Portland Blrm 252, Oregon Convention Center
Deanna H. Olson, USDA Forest Service, Pacific Northwest Research Station
Beatrice Van Horne, US Forest Service
Borys Tkacz, US Forest Service
Close your eyes while standing in a mature forest along the North Pacific coast of North America and you may feel the soft moss, smell a nearby cedar, and hear the trembling song of a wren. You would sense the presence of tall and stately conifers nearby, and perhaps the wind lifting their rain-heavy branches. Coniferous forests of the North Pacific coast of North America have an air of permanence where they remain intact, yet recent and future changes threaten their ecological integrity and human sustainability.

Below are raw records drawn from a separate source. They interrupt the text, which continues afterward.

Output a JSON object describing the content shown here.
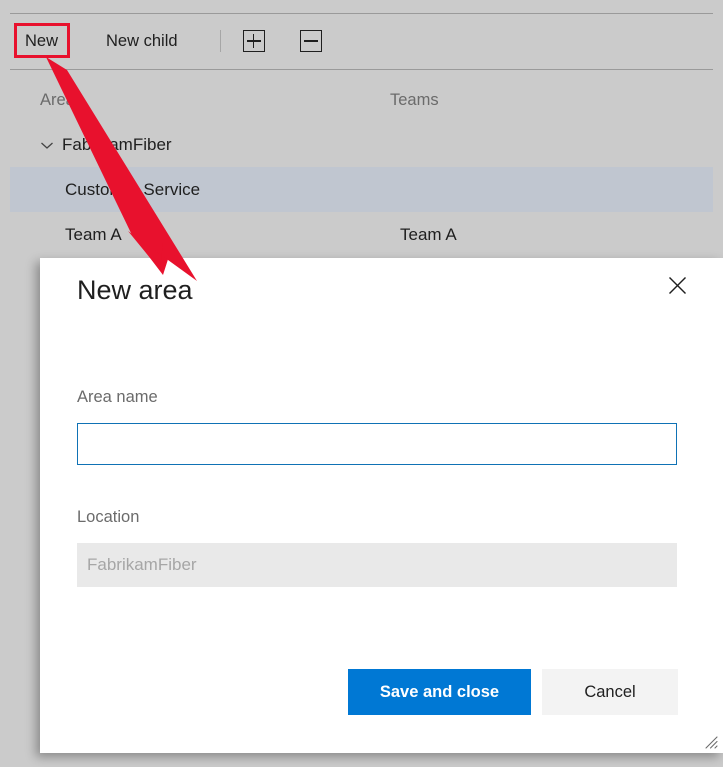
{
  "toolbar": {
    "new_label": "New",
    "new_child_label": "New child",
    "expand_all_icon": "expand-all-icon",
    "collapse_all_icon": "collapse-all-icon"
  },
  "grid": {
    "columns": [
      "Area",
      "Teams"
    ],
    "rows": [
      {
        "area": "FabrikamFiber",
        "teams": "",
        "level": 0,
        "expanded": true,
        "selected": false
      },
      {
        "area": "Customer Service",
        "teams": "",
        "level": 1,
        "expanded": false,
        "selected": true
      },
      {
        "area": "Team A",
        "teams": "Team A",
        "level": 1,
        "expanded": false,
        "selected": false
      }
    ]
  },
  "dialog": {
    "title": "New area",
    "close_icon": "close-icon",
    "area_name": {
      "label": "Area name",
      "value": "",
      "placeholder": ""
    },
    "location": {
      "label": "Location",
      "value": "FabrikamFiber"
    },
    "save_label": "Save and close",
    "cancel_label": "Cancel",
    "resize_grip_icon": "resize-grip-icon"
  },
  "colors": {
    "accent": "#0078d4",
    "annotation": "#e8112d",
    "input_border": "#0f72b5",
    "selected_row": "#c0c6d0",
    "app_background": "#cbcbcb"
  }
}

This symposium distills the elements of the altered human-forest ecosystem of the Pacific Northwest, which is being echoed in forests and other ecosystems worldwide. As people’s reliance on natural resources grows, natural systems fragment, ecological resilience becomes tested, and we are faced with daunting challenges of managing to sustain diverse ecosystem services for human well-being. The accelerating pace of socioeconomic and ecological changes are evident in northwest forests, with tomorrow’s ecosystem being minted from today’s management decisions. Rigid past policies are insufficiently responsive to scientific findings and social concerns, and the resulting bifurcated landscape is considered by many to be neither ecologically nor economically sustainable. New approaches are needed to withstand emerging challenges from climate and related changes.
Our new book People, Forests, and Change (Olson and Van Horne, Eds., Island Press) explores the social, physical, and biological sciences of change in these forests. In this session, we focus on six key topics. First, the human-forest ecosystem arises from millennia of natural disturbances framing historic forest ecological dynamics. Second, the human signature on these forests has been both subtle and bold; today we desire a broad range of services including biodiversity, fiber, water, and wild places. Third, full-throttle scientific advances for the last 20-30 years have been addressing novel forest management approaches and effects on productivity, carbon, biodiversity, aquatic-riparian zones, and forest ecosystems at large spatial scales. Fourth, climate-smart management strategies for forest resilience are under development. Fifth, next-generation forest products rely on small trees and diverse tree species, which is changing markets and socioeconomic feedbacks for services. Altogether, a pivot point is being reached where reconciliation of the myriad disturbances molding today’s forest ecosystem warrant a new blueprint for a sustainable future. Collaborative governance structures could enhance landscape connectivity for biodiversity on the brink, economic growth for impoverished rural communities, and wood production for society.